According to Article XII of the Agreement, the Canadian and US governments were supposed to establish a Working Group on Regional Exemptions within three months of signing the SLA. This Working Group, one of several mentioned in the Agreement, was meant to “develop substantive criteria and procedures for establishing if and when a Region uses market-determined timber pricing and forest management systems” so its exports of Softwood Lumber Products to the United States qualify for exemption from the Export Measures.
“The Parties shall make best efforts to incorporate the results of the Working Group’s work into an addendum to the SLA 2006 within 18 months after the Effective Date,” states the SLA.
In its October 12, 2006 announcement of the signing of the SLA, the US Commerce Department website mentions the Committee to Oversee Future Implementation of the agreement, which includes supervising working groups that are established to address specific issues. One working group will also develop substantive criteria and procedures for establishing whether a region in Canada uses market-determined timber pricing and forest management systems, which could exempt that region’s softwood lumber from the agreement’s export measures. The Commerce Department will play a significant role in the Softwood Lumber Committee and the working groups, says the website.
Madison’s couldn’t find a single reference on all of the internet to any work or meetings at all by the Working Group on Regional Exemptions to the present.
Anecdotal evidence suggests that this Working Group was never formed.
In it’s own statement released Wednesday, the US Lumber Coalition said it believes that any new trade agreement with Canada governing softwood lumber trade should provide for more automatic adjustments to export measures that reflect, using objective and results-based measures, the benefits that Canadian lumber producers receive from government timber pricing systems and other subsidies. This would allow for adjustments to offset any increased benefits without resort to arbitration, while offering Canadian provinces incentives to adopt verifiable improvements in market pricing for timber, says the US Lumber Coalition.
The 2006 Softwood Lumber Agreement was initially set to expire in October 2013. Quebec has always wanted to talk about exit ramps for provinces making changes to its stumpage rates, and embarked in earnest on a market system for timber in April 2013. Now both countries have agreed to extend the current agreement until October 2015.
If Canada’s foreign affairs department really wants to “extend it beyond that for another five years or more” as FAITC is quoted in the Globe and Mail, then it seems the full intent of the initial agreement should be put into play first.
Mechanisms which exist in the current agreement to address regional concerns, such as those brought up by Quebec, are not being used. It seems premature, at best, to talk about renewing the agreement as long as this omission exists.

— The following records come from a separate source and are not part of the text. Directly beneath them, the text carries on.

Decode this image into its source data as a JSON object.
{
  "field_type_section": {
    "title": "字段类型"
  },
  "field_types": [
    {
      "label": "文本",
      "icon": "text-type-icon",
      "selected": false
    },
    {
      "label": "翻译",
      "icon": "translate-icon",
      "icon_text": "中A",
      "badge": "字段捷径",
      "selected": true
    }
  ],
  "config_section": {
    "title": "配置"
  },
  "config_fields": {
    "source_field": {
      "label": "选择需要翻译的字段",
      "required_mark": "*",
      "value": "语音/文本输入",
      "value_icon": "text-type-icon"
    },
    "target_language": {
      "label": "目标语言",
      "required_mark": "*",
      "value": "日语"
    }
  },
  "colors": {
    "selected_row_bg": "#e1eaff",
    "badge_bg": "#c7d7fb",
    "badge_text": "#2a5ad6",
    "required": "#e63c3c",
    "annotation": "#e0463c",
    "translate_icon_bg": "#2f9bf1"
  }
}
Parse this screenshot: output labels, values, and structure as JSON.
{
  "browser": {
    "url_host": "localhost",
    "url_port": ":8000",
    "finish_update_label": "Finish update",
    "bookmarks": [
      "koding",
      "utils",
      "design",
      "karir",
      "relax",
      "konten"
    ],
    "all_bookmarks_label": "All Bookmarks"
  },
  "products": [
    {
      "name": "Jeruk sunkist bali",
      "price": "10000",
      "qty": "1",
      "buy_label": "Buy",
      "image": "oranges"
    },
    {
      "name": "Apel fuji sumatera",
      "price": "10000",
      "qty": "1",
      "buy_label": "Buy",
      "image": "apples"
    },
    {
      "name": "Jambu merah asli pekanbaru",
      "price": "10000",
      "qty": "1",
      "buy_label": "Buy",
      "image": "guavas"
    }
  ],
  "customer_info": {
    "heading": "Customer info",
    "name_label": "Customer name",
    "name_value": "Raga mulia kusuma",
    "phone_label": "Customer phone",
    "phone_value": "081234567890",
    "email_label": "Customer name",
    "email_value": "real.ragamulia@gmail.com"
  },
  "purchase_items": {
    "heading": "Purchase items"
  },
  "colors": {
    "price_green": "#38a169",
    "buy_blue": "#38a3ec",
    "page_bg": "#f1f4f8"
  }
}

Mid-Friday Tembec, out of Montreal, QC, released a statement reiterating support for the SLA. The statement reads, in part:
Recent media reports have made broad generalizations about the views of the Quebec forestry industry, we would like to correct the record.
As recently as this week, the Softwood Lumber Agreement again proved its effectiveness in supporting the interests of the Quebec and Ontario forestry industry. On March 26, 2014, a Softwood Lumber Agreement Tribunal ruled in favor of Canada, resolving an ongoing dispute with the United States over when a 2011 award issued by the same Tribunal is satisfied. This demonstrates Canada’s close relationship with the United States and its ability to efficiently resolve matters related to the Softwood Lumber Agreement. The embedded process in the Softwood Lumber Agreement to resolve issues as they arise between the two countries will ensure an enduring agreement.
Tembec is pleased with the ruling and appreciates the Government of Canada defending the interests of the softwood lumber industry and for its recognition of the vital economic importance this agreement has for all regions across Canada.